"Tell me something. Is it better to live as a monster or die as a good man?"
The combination of Leonardo DiCaprio's acting and Martin Scorsese's directing has struck gold once again in the new thriller, "Shutter Island." The story of two federal marshals, "Shutter Island," is not merely a movie; it is an examination of the thin line that separates a good man from a monster.
Taking place in the middle of the Cold War, US Federal Marshal Teddy Daniels (DiCaprio) and his new partner Chuck Aule (Mark Ruffalo) have been called in to investigate the disappearance of a prisoner.
What's so noteworthy about this particular prisoner is that she managed to escape from a bolted room surrounded by around-the-clock surveillance.
But there is more than just an escaped prisoner on the island. As the story progresses, a deeper mystery emerges. The staff members are hiding something, the doctors have their own agendas, and even Chuck may not be who he seems to be. These secrets serve to blur the line between insanity and sanity and merge reality with hallucinations, creating an interesting dilemma.
While the movie is a bit on the long side, a little over two hours, it is well worth the time. From the beginning to the climax, there is a pervading sense of "wrong" throughout the film.

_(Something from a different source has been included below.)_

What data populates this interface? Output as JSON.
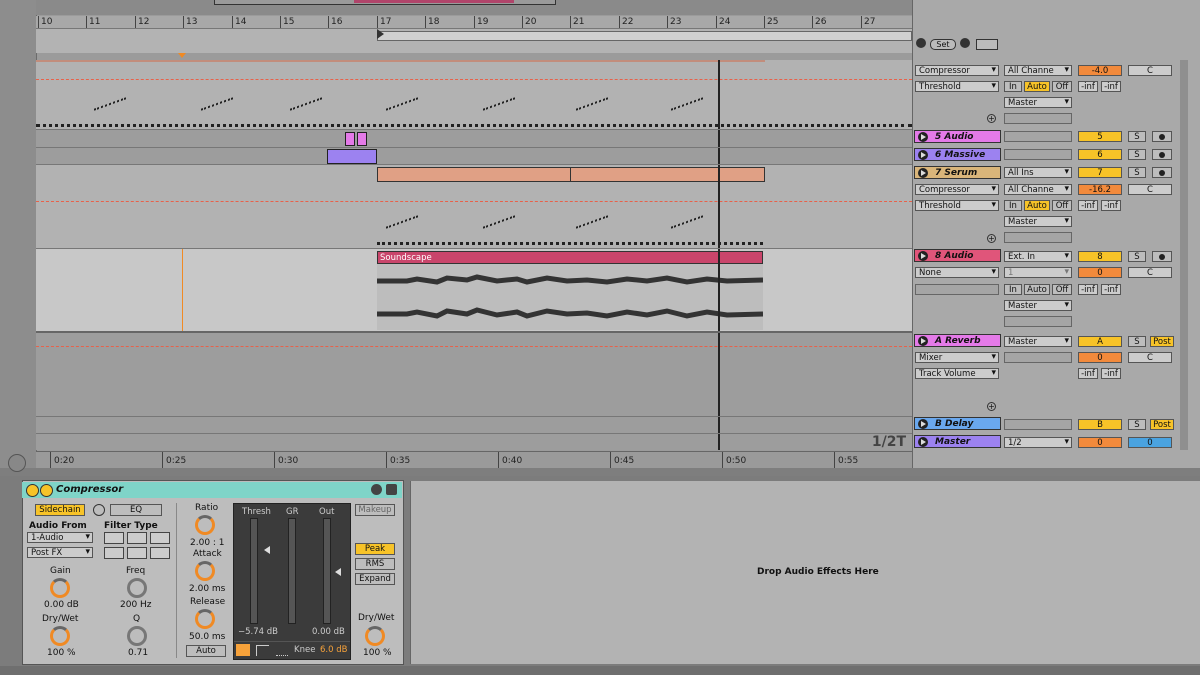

Whether it be from a storm that hits just as Daniels is getting ready to leave the island, to Aule's reluctance to go to the lighthouse, there is always something that makes you wonder, "Why?"
While confusing at first, the film was everything I expected it to be and more. DiCaprio slips into the tortured persona so well and the camera focuses on that unsettling look so often that his anxiety begins to affect us, even though we know that it is just a movie.
In the end, it boils down to two simple interpretations, both of which are valid. The plot twist will leave many shaking their heads as they realize their conclusions were completely off base, but for those of you who nod in smug realization, don't kid yourselves. You never saw it coming.